Four kayakers (John Grover, Tony Powell, Bret Franson, and Jerry Fant) were paddling at Longhorn Dam, a popular park & play wave in Austin, Texas. LCRA typically has scheduled daily releases of thousands of cfs during the late Spring and Summer months, in order to support agriculture downstream. During these releases, a ledge downstream of the dam forms a 50-yard-wide surfable wave-hole combination. At high release levels (4000 cfs, for instance), the wave is difficult or impossible to enter from downstream, so paddlers will typically paddle upstream of it, wait behind one of the pillars of the dam for a surge bubble from the dam to form, then ferry off the end of the pillar at a 20-30 degree angle in an attempt to catch the downstream edge of the bubble.
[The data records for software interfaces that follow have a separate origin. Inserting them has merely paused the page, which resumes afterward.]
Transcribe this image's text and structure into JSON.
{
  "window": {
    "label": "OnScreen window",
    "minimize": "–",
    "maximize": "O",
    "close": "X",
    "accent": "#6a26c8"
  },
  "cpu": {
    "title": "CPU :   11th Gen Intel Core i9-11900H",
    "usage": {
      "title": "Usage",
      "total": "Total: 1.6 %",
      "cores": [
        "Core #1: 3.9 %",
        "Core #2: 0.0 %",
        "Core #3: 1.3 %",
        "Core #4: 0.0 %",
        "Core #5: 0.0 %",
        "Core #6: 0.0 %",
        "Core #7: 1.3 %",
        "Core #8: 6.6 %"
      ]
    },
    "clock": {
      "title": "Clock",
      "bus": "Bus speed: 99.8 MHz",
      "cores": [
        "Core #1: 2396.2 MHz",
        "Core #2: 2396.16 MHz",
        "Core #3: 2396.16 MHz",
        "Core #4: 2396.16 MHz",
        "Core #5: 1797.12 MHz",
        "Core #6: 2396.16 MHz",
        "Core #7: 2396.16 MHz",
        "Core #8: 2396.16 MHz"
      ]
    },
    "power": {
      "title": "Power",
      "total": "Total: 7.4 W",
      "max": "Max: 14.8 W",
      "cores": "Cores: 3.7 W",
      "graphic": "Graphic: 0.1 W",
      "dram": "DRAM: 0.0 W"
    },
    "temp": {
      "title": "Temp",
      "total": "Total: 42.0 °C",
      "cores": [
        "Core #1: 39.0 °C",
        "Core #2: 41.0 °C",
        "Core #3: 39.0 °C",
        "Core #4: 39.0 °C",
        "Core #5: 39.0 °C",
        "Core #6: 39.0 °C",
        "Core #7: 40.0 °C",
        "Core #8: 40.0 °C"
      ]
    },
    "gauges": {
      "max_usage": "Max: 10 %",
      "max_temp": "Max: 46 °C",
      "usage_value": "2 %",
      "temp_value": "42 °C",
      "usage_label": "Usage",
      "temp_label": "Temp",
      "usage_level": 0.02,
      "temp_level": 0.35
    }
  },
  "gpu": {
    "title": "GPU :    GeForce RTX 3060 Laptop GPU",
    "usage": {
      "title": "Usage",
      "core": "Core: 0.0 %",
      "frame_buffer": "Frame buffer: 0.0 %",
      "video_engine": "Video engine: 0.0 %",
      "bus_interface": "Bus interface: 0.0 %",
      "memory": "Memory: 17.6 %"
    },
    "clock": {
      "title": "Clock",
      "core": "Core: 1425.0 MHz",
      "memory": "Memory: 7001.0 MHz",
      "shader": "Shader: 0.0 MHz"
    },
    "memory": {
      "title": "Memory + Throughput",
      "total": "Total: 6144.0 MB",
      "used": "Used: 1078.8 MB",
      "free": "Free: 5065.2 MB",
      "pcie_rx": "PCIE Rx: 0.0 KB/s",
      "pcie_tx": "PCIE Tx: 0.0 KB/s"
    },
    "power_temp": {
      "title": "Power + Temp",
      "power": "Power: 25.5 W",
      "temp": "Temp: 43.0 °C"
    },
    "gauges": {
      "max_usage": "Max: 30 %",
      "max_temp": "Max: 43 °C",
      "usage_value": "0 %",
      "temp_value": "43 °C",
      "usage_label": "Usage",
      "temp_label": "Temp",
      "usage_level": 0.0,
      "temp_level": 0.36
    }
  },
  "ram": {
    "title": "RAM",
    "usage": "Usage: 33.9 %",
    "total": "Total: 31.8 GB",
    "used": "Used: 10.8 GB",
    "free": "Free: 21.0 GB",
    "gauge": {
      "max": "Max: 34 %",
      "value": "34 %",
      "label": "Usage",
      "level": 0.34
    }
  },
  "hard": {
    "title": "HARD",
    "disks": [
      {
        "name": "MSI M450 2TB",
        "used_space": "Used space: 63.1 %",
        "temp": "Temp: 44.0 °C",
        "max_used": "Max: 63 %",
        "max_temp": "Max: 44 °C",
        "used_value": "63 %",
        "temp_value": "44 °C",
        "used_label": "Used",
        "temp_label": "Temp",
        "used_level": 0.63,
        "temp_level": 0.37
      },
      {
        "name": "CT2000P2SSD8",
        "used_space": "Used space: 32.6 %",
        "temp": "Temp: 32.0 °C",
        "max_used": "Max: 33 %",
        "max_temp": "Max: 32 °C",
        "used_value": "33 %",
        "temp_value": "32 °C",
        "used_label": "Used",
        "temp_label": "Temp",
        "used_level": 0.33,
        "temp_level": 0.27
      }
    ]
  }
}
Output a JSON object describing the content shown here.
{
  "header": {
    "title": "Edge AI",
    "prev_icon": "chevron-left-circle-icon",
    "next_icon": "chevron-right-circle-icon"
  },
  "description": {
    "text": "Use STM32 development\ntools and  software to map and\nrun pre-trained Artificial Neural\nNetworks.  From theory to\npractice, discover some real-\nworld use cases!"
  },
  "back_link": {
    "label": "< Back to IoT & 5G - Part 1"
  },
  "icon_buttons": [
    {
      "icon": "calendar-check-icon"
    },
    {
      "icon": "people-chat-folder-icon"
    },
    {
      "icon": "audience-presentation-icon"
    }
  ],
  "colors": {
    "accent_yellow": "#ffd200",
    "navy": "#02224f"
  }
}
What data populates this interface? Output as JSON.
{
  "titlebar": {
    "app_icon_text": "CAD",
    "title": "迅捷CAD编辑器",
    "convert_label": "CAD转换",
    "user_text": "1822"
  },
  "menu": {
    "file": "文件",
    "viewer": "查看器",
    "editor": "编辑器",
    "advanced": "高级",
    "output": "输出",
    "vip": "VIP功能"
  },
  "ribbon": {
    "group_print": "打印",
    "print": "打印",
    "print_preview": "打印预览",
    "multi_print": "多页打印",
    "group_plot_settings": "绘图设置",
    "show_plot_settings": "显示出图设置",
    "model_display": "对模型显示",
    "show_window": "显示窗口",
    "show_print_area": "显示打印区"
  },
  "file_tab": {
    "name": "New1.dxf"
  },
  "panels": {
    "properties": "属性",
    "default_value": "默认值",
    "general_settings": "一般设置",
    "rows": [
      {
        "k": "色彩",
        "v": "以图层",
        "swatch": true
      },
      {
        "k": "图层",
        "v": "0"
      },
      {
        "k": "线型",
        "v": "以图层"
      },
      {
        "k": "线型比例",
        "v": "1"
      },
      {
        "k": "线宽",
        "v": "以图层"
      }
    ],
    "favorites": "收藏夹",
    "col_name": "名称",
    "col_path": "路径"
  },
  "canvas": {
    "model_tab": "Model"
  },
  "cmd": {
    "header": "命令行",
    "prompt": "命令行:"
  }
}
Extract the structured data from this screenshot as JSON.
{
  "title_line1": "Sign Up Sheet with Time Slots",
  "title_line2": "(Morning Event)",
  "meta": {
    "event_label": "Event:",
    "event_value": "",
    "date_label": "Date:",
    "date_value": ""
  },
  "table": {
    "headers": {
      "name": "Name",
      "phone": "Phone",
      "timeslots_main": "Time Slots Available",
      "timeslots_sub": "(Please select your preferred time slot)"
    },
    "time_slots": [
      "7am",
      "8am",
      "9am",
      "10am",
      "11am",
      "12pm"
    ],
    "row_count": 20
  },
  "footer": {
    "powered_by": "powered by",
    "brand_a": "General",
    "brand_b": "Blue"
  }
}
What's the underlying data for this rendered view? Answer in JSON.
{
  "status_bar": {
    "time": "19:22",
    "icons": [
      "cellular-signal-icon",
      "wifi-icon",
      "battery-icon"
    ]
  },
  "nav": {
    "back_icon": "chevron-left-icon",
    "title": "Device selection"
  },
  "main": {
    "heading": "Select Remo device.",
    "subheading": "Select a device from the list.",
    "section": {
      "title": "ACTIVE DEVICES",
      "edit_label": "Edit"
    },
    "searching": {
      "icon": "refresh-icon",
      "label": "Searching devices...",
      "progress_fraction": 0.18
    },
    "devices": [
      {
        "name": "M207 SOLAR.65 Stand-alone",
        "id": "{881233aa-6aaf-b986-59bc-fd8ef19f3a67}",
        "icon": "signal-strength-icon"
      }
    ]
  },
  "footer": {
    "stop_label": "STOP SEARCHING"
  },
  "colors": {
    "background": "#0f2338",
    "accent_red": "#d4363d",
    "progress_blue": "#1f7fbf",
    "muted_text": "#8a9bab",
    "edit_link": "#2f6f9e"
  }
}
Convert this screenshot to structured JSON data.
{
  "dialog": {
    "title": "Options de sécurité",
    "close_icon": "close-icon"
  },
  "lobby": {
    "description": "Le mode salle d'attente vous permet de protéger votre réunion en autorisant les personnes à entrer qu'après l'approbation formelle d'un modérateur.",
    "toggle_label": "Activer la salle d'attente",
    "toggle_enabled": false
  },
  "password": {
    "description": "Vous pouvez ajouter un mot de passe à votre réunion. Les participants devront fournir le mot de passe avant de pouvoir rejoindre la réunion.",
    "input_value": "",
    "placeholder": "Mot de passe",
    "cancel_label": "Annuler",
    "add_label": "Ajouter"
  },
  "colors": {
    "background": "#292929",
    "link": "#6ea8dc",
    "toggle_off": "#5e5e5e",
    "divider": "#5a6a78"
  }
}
This requires precise timing, however, or the paddler will catch the lateral edge of the bubble, which will push them back toward shore instead of into the wave.
In order to increase the chances of catching the downstream edge of the bubble, some paddlers will ferry out between bubbles and try to position themselves downstream of a new bubble before it forms. Grover was apparently using this technique. After waiting for the calm water between bubbles, he took a couple of well-placed strokes to ferry into the current. The bubble reappeared underneath him. Having surfed this wave hundreds of times before, he assumed that the swell would push him into the wave. Instead he was pulled back into the dam release gate. In his words, “Once I fully realized just what happened, I knew that I was in for a major beat-down. There was no paddling out.”
Fant and Powell were waiting upstream of the wave for their turn to surf it, so they saw Grover get sucked in (Franson was exiting the wave at that time.) Fant and Powell immediately informed Franson of what had happened, and the three jumped into action. The paddlers had throw ropes, but based on their swiftwater rescue experience, they did not feel that the ropes would have been effective. The gate in which Grover was being recirculated is 100 yards from shore, far too great of a distance for a shore rescue, and the paddlers were rightly concerned that, due to the lack of anchor points, a river rescue could potentially pull them into the hydraulic as well. Furthermore, they could not see Grover being recirculated, so they had no sense of whether a rope might have made his situation worse. Powell paddled to shore and called 911. Franson and Fant paddled as close as they could, in hopes that Grover would be flushed out. After watching in horror as their friend recirculated for over five minutes, they finally saw him resurface and break free of the hydraulic. He was out of his boat (which had been "folded over like a taco") and without a helmet and some of his clothes (which had been ripped off by the hydraulic.) Grover was barely conscious, and Franson swam him to shore. About this time, three ladder trucks, four ambulances, two Search and Rescue trucks, one inflatable craft, one helicopter, and several Austin Police cars had arrived. First responders went to work on Grover within 15 seconds of him reaching the shore. Chest compressions were performed, and he expelled a great deal of water.
Grover later explained that he was somehow able to catch a couple of breaths during the ordeal. At one point, he rolled into a ball and got pushed to the bottom. He was able to push off the bottom and break free from the hydraulic.
Source: Eyewitness accounts
Analysis: Based on accounts from the paddlers at the scene and from other local boaters who have studied the dynamics of the surge bubbles from the dam, it seems that there is always a small-but-significant risk of catching the upstream edge of a newly-formed bubble if a paddler ferries out between bubbles. The bubbles are unpredictable and may appear farther downstream than the paddler anticipates, or the paddler may simply misjudge their location in relation to them. Grover was apparently using the same technique that he had always used to enter the wave at this level, but due to a miscalculation or bad luck or both, he found himself upstream of the boil line when the new bubble formed. The bubble thus submerged his boat and pulled it into the dam. Within the local paddling community, there are stories of this happening on at least two other occasions, although no details of those incidents are known.
The risk of this can reportedly be mitigated by waiting until the bubble forms and ferrying out downstream of it, but this also requires precise timing and good boat control in order to avoid missing the wave entirely. Still, however, it seems that missing the wave is preferable to risking a potentially deadly encounter with the dam. Grover had extensive whitewater experience. A paddler with less experience likely would not have fared as well.